On April 11, 2014, Samsung took the wraps off their new Gear Fit smartwatch. The Gear Fit came with a 180 MHz ARM Cortex M4 CPU, a curved AMOLED display, 47 mm (1.84 in) diagonal at 432 x 128 pixels. It is powered by a 210mAh lithium-ion battery and uses Bluetooth Low Energy tech for connectivity with compatible Samsung smartphones and tablets.
The Gear Fit is all about fitness and it comes with the tech to support this, it can: Monitor you heart rate, track your exercise activities (Hiking, Cycling, Walking, Running and your sleep). You can use the Gear Fit to control and play your music, view notifications (SMS, email, and social media), and you can also install third party apps on the Gear Fit to extend its functionality.
My Thoughts After A Year Of Usage
When I first got my Gear Fit as a gift from Samsung Jamaica on release day, I was super excited. To this day I have worn it everywhere: to work, parties, the park, on the bus, off the bus, and just about everywhere I go outside of my home. When you get a new device, you tend to use it a whole lot in the first few months, then after a while, it kind of fades into the background, this was true for my Samsung Gear Fit. In the last few months I have mainly used only two features of the device, the watch for telling the time, and the pedometer which automatically tracks my steps as I go about my daily activities. I rarely use the music control and only on occasions do I change the watch face or use third party apps.
The Gear Fit is a smartwatch built specifically for fitness. The pedometer has an automatic goal set for 10,000 steps daily and it shows a half mark goal when you reach 5000 steps. I walk to work in the mornings and back home in the evenings. Usually at lunch it would vibrate showing me that I have reached 5000 steps, and on a normal day I would have reached 8000 steps when I get home. Once or twice a week if I am up to it, I would exceed 10,000 steps. The largest number of steps that I have recorded with the pedometer was just over 13,000 on a single day.
What is great about the Gear Fit is that you don’t have to turn on the pedometer more than once, even if the battery dies, after powering it back on it automatically counts your steps each day. This is great for me because I love seeing the amount of steps that I take each day and I would never remember to turn it on.

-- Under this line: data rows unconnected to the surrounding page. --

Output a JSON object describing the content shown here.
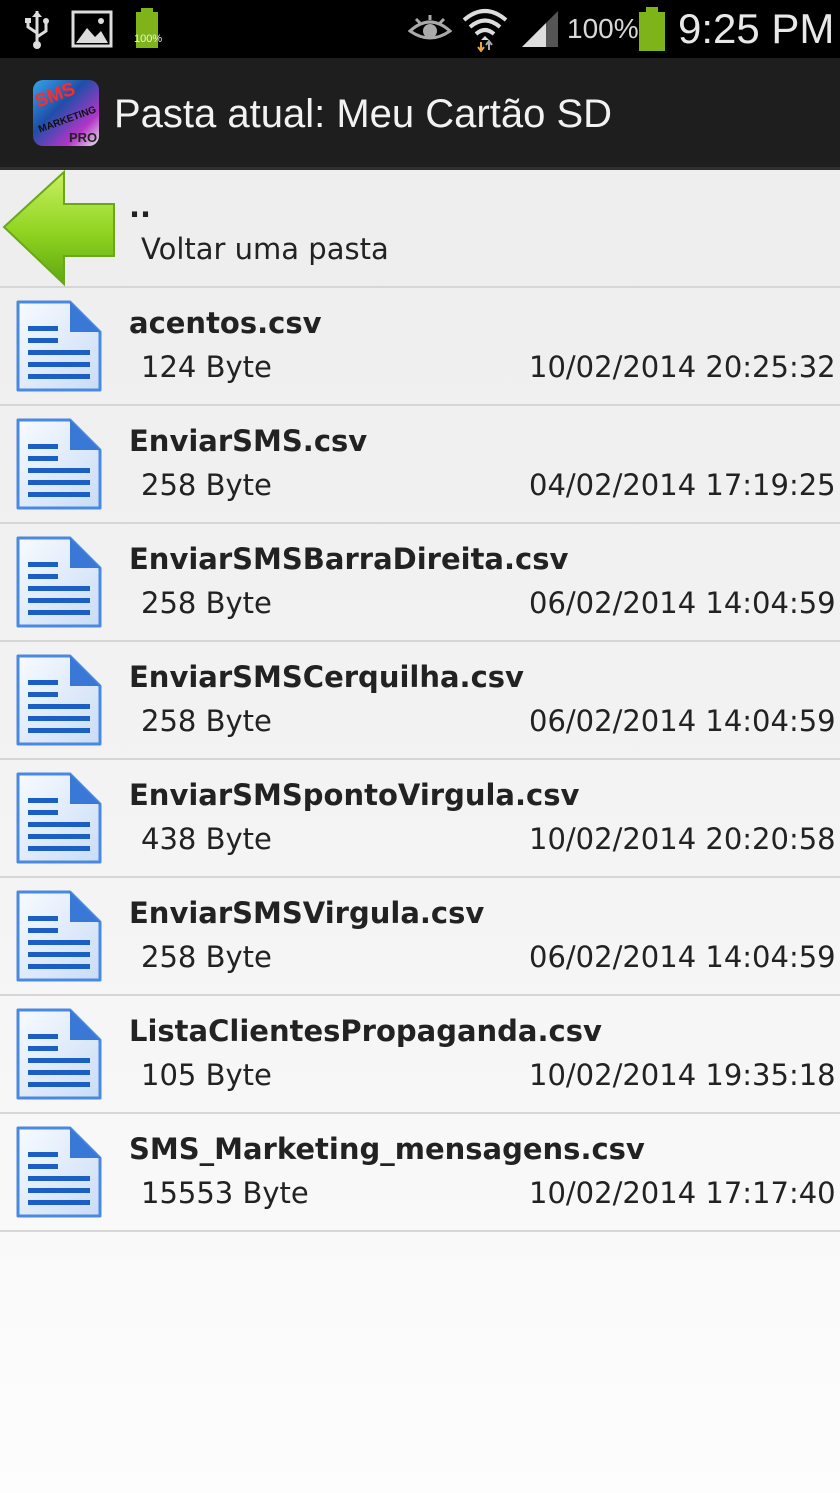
{
  "status_bar": {
    "battery_small_label": "100%",
    "battery_percent": "100%",
    "time": "9:25 PM"
  },
  "action_bar": {
    "title": "Pasta atual: Meu Cartão SD",
    "icon_text": [
      "SMS",
      "MARKETING",
      "PRO"
    ]
  },
  "up_row": {
    "name": "..",
    "label": "Voltar uma pasta"
  },
  "files": [
    {
      "name": "acentos.csv",
      "size": "124 Byte",
      "date": "10/02/2014 20:25:32"
    },
    {
      "name": "EnviarSMS.csv",
      "size": "258 Byte",
      "date": "04/02/2014 17:19:25"
    },
    {
      "name": "EnviarSMSBarraDireita.csv",
      "size": "258 Byte",
      "date": "06/02/2014 14:04:59"
    },
    {
      "name": "EnviarSMSCerquilha.csv",
      "size": "258 Byte",
      "date": "06/02/2014 14:04:59"
    },
    {
      "name": "EnviarSMSpontoVirgula.csv",
      "size": "438 Byte",
      "date": "10/02/2014 20:20:58"
    },
    {
      "name": "EnviarSMSVirgula.csv",
      "size": "258 Byte",
      "date": "06/02/2014 14:04:59"
    },
    {
      "name": "ListaClientesPropaganda.csv",
      "size": "105 Byte",
      "date": "10/02/2014 19:35:18"
    },
    {
      "name": "SMS_Marketing_mensagens.csv",
      "size": "15553 Byte",
      "date": "10/02/2014 17:17:40"
    }
  ],
  "colors": {
    "status_bar_bg": "#000000",
    "action_bar_bg": "#1e1e1e",
    "up_arrow_green": "#8fd320",
    "doc_icon_blue": "#1c5fc4"
  }
}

The pedometer however, is not perfect, critics have said that it is a bit off and I have proved this a few times. On more than one occasion, the watch has vibrated showing that I have exceeded 5000 steps while I was actually seated. If I stand and move my hands back and forth, the Gear Fit would also record a step, but not all the time.
The battery life is great; I always get four full days of usage from a single charge.

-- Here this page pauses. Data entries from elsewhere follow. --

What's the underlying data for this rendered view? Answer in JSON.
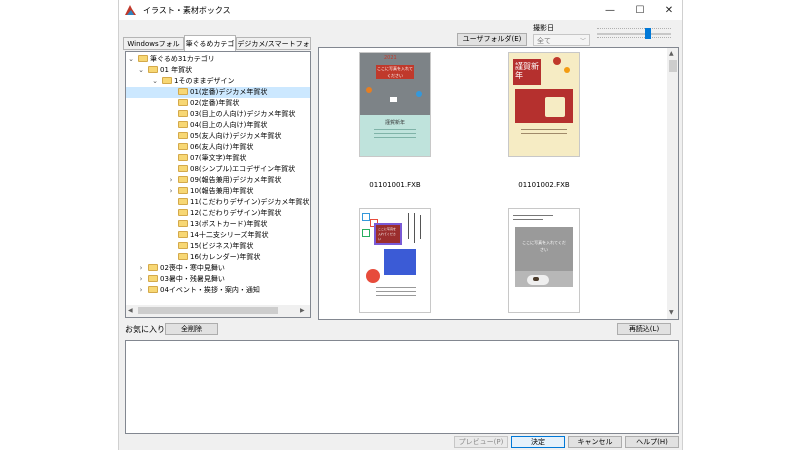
{
  "window": {
    "title": "イラスト・素材ボックス",
    "controls": {
      "minimize": "—",
      "maximize": "☐",
      "close": "✕"
    }
  },
  "tabs": [
    {
      "label": "Windowsフォルダ"
    },
    {
      "label": "筆ぐるめカテゴリ"
    },
    {
      "label": "デジカメ/スマートフォン"
    }
  ],
  "toolbar": {
    "user_folder_label": "ユーザフォルダ(E)",
    "date_label": "撮影日",
    "date_select_value": "全て"
  },
  "tree": [
    {
      "label": "筆ぐるめ31カテゴリ",
      "level": 0,
      "expander": "down"
    },
    {
      "label": "01 年賀状",
      "level": 1,
      "expander": "down"
    },
    {
      "label": "1そのままデザイン",
      "level": 2,
      "expander": "down"
    },
    {
      "label": "01(定番)デジカメ年賀状",
      "level": 3,
      "selected": true
    },
    {
      "label": "02(定番)年賀状",
      "level": 3
    },
    {
      "label": "03(目上の人向け)デジカメ年賀状",
      "level": 3
    },
    {
      "label": "04(目上の人向け)年賀状",
      "level": 3
    },
    {
      "label": "05(友人向け)デジカメ年賀状",
      "level": 3
    },
    {
      "label": "06(友人向け)年賀状",
      "level": 3
    },
    {
      "label": "07(筆文字)年賀状",
      "level": 3
    },
    {
      "label": "08(シンプル)エコデザイン年賀状",
      "level": 3
    },
    {
      "label": "09(報告兼用)デジカメ年賀状",
      "level": 3,
      "expander": "right"
    },
    {
      "label": "10(報告兼用)年賀状",
      "level": 3,
      "expander": "right"
    },
    {
      "label": "11(こだわりデザイン)デジカメ年賀状",
      "level": 3
    },
    {
      "label": "12(こだわりデザイン)年賀状",
      "level": 3
    },
    {
      "label": "13(ポストカード)年賀状",
      "level": 3
    },
    {
      "label": "14十二支シリーズ年賀状",
      "level": 3
    },
    {
      "label": "15(ビジネス)年賀状",
      "level": 3
    },
    {
      "label": "16(カレンダー)年賀状",
      "level": 3
    },
    {
      "label": "02喪中・寒中見舞い",
      "level": 1,
      "expander": "right"
    },
    {
      "label": "03暑中・残暑見舞い",
      "level": 1,
      "expander": "right"
    },
    {
      "label": "04イベント・挨拶・案内・通知",
      "level": 1,
      "expander": "right"
    }
  ],
  "thumbnails": [
    {
      "caption": "01101001.FXB",
      "style": "gray-mint",
      "photo_text": "ここに写真を入れてください",
      "year": "2021",
      "greeting": "謹賀新年"
    },
    {
      "caption": "01101002.FXB",
      "style": "red-cream",
      "greeting": "謹賀新年"
    },
    {
      "caption": "",
      "style": "stamps",
      "photo_text": "ここに写真を入れてください"
    },
    {
      "caption": "",
      "style": "gray-cat",
      "photo_text": "ここに写真を入れてください"
    }
  ],
  "favorites": {
    "label": "お気に入り",
    "clear_all": "全削除",
    "reload": "再読込(L)"
  },
  "footer": {
    "preview": "プレビュー(P)",
    "ok": "決定",
    "cancel": "キャンセル",
    "help": "ヘルプ(H)"
  },
  "colors": {
    "selection": "#cce8ff",
    "folder": "#f7d774",
    "accent": "#0078d7"
  }
}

The Gear Fit is made entirely out of plastic. This is also true for the shiny bezel surrounding the display. For a fitness tracker that has to endure wet environments, the plastic body of the device did very well; I still have the original strap that came with the device. Like most Samsung devices, the Gear Fit is not scratch proof, and the silver coated plastic bezel is proof. On some parts of the bezel, the silver has been scratched so bad that all you see is the black plastic that is underneath the silver. The display also has scratches, but it still looks and functions well.
Did the gear fit replace my risk watch?
Absolutely! Simply being capable of tracing my steps and make me look cool at work is more than enough for the Gear Fit to earn a place on my risk, and it does that and more.
Will Samsung make a Gear Fit 2?
Unfortunately, this is a question that not even Google can answer. In my opinion, it all comes down to whether this device was profitable or not. Initial reports are that Samsung had between 200,000 and 250,000 Gear Fit smartwatches when the device was released in April last year, and within 10 days they were sold out. Through 2014, top technology websites gave the gear fit good reviews all round, so it is fair to say that the device did well and wasn’t an absolute failure.
But it is now a year after the First Gear Fit was released and we haven’t heard a single word of a possible successor. It is still possible that there might be a Gear Fit 2, but it seems unlikely.